A new type of Ducati will be taking center stage on Sunday, when the Italian brand begins its EICMA reveals. While we expect a number of new motorcycles from Borgo Panigale, like a new Hypermotard, the Panigale V4 R, and another Scrambler model, one machine we didn’t expect was an electric bicycle.

This is where the Ducati MIG-RR electric mountain bike comes in, with the Italian motorcycle brand partnering with the Italian e-bike maker Thok.
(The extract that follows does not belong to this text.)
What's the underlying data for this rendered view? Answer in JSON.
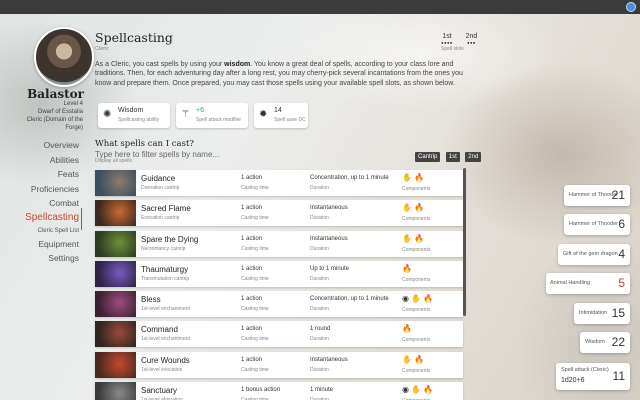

Ducati is no stranger to branded bicycles, partnering with other brands in the past to bring Ducati bikes to market.

The Ducati MIG-RR is special though, as it marks Ducati’s first foray into the e-bike space, which is booming in Europe and just starting to gain traction in the United States.













While the motorcycle market in the United States continues to struggle in 2018 (despite gains in consumer spending), things across the pond are doing substantially better.

This news comes from the European Association of Motorcycle Manufacturers (ACEM), which is reporting an 8.2% increase in motorcycle registrations in Europe during the first nine months of 2018. This trend was additionally buoyed by the third-quarter registration results from 2018, which are up 10.4% over Q3 2017 figures.







Bad news from San Francisco today, as we learn that Alta Motors has ceased business operations, effective immediately, sending the company’s staff home as the electric motorcycle manufacturer looks for future funding.

Talking to an anonymous source, Asphalt & Rubber has been told that Alta Motors is in the midst of a strategic wind down, as it looks for an outside acquisition or investment.







The FIM is ready to give this electric motorcycle racing thing another try, and this time around the governing body has tapped Dorna (media rights holder to MotoGP & WorldSBK) to handle the details. As such, the MotoE World Cup was created.

Set to take place during five European grand prix rounds, MotoE will rely on teams already in the MotoGP paddock. Those teams will campaign the Energica Evo Corse electric superbike, which is very similar to the road-going version, sans 45 lbs of street-legal bulk.

We have yet to see the names of riders who will be on the spec 160hp machines, but the series of sprint races should prove to be an interesting spectacle for the fans in attendance, with a plethora of bikes banging handlebars each lap (albeit, quietly).